'''

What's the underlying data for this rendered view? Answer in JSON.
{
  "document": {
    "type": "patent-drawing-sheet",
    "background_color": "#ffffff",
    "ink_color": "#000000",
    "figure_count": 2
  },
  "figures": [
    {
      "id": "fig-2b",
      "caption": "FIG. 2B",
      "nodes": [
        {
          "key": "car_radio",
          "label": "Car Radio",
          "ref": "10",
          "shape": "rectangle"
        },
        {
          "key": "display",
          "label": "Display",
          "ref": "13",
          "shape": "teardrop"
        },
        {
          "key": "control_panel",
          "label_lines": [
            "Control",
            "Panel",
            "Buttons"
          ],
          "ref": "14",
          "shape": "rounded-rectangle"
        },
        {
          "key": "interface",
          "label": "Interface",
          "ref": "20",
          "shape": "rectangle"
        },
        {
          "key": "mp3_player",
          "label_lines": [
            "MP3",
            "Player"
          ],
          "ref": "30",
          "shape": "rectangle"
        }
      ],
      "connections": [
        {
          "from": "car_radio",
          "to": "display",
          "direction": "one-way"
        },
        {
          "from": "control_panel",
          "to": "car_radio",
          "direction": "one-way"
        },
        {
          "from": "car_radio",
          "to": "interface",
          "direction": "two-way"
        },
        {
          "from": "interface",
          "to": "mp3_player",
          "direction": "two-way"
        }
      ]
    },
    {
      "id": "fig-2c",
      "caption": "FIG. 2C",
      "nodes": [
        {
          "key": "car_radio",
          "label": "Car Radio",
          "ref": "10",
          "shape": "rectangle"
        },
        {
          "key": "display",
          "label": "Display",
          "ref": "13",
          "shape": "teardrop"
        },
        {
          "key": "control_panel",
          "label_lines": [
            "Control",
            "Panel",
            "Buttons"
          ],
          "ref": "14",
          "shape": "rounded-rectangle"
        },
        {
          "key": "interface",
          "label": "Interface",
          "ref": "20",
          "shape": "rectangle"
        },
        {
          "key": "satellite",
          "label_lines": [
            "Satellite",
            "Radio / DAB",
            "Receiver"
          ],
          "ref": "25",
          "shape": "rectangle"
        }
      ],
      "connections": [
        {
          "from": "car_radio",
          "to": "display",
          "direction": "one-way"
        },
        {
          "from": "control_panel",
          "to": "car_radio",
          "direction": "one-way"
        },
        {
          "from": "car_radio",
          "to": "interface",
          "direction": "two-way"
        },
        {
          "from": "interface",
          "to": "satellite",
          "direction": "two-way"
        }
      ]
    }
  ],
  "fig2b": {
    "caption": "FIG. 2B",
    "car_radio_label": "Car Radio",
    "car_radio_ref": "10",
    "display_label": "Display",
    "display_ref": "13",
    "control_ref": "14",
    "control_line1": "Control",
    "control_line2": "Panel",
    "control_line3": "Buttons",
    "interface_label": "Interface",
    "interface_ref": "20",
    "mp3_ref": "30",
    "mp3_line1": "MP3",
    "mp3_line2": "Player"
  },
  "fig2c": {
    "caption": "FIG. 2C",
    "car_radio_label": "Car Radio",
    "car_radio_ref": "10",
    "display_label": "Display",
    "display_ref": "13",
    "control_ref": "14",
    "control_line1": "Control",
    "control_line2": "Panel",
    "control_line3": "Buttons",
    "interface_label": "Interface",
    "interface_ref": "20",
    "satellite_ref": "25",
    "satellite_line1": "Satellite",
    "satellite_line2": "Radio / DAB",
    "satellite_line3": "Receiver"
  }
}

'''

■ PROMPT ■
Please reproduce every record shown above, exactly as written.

■ WRITTEN REPLY ■
What's the underlying data for this rendered view? Answer in JSON.
{
  "document": {
    "type": "patent-drawing-sheet",
    "background_color": "#ffffff",
    "ink_color": "#000000",
    "figure_count": 2
  },
  "figures": [
    {
      "id": "fig-2b",
      "caption": "FIG. 2B",
      "nodes": [
        {
          "key": "car_radio",
          "label": "Car Radio",
          "ref": "10",
          "shape": "rectangle"
        },
        {
          "key": "display",
          "label": "Display",
          "ref": "13",
          "shape": "teardrop"
        },
        {
          "key": "control_panel",
          "label_lines": [
            "Control",
            "Panel",
            "Buttons"
          ],
          "ref": "14",
          "shape": "rounded-rectangle"
        },
        {
          "key": "interface",
          "label": "Interface",
          "ref": "20",
          "shape": "rectangle"
        },
        {
          "key": "mp3_player",
          "label_lines": [
            "MP3",
            "Player"
          ],
          "ref": "30",
          "shape": "rectangle"
        }
      ],
      "connections": [
        {
          "from": "car_radio",
          "to": "display",
          "direction": "one-way"
        },
        {
          "from": "control_panel",
          "to": "car_radio",
          "direction": "one-way"
        },
        {
          "from": "car_radio",
          "to": "interface",
          "direction": "two-way"
        },
        {
          "from": "interface",
          "to": "mp3_player",
          "direction": "two-way"
        }
      ]
    },
    {
      "id": "fig-2c",
      "caption": "FIG. 2C",
      "nodes": [
        {
          "key": "car_radio",
          "label": "Car Radio",
          "ref": "10",
          "shape": "rectangle"
        },
        {
          "key": "display",
          "label": "Display",
          "ref": "13",
          "shape": "teardrop"
        },
        {
          "key": "control_panel",
          "label_lines": [
            "Control",
            "Panel",
            "Buttons"
          ],
          "ref": "14",
          "shape": "rounded-rectangle"
        },
        {
          "key": "interface",
          "label": "Interface",
          "ref": "20",
          "shape": "rectangle"
        },
        {
          "key": "satellite",
          "label_lines": [
            "Satellite",
            "Radio / DAB",
            "Receiver"
          ],
          "ref": "25",
          "shape": "rectangle"
        }
      ],
      "connections": [
        {
          "from": "car_radio",
          "to": "display",
          "direction": "one-way"
        },
        {
          "from": "control_panel",
          "to": "car_radio",
          "direction": "one-way"
        },
        {
          "from": "car_radio",
          "to": "interface",
          "direction": "two-way"
        },
        {
          "from": "interface",
          "to": "satellite",
          "direction": "two-way"
        }
      ]
    }
  ],
  "fig2b": {
    "caption": "FIG. 2B",
    "car_radio_label": "Car Radio",
    "car_radio_ref": "10",
    "display_label": "Display",
    "display_ref": "13",
    "control_ref": "14",
    "control_line1": "Control",
    "control_line2": "Panel",
    "control_line3": "Buttons",
    "interface_label": "Interface",
    "interface_ref": "20",
    "mp3_ref": "30",
    "mp3_line1": "MP3",
    "mp3_line2": "Player"
  },
  "fig2c": {
    "caption": "FIG. 2C",
    "car_radio_label": "Car Radio",
    "car_radio_ref": "10",
    "display_label": "Display",
    "display_ref": "13",
    "control_ref": "14",
    "control_line1": "Control",
    "control_line2": "Panel",
    "control_line3": "Buttons",
    "interface_label": "Interface",
    "interface_ref": "20",
    "satellite_ref": "25",
    "satellite_line1": "Satellite",
    "satellite_line2": "Radio / DAB",
    "satellite_line3": "Receiver"
  }
}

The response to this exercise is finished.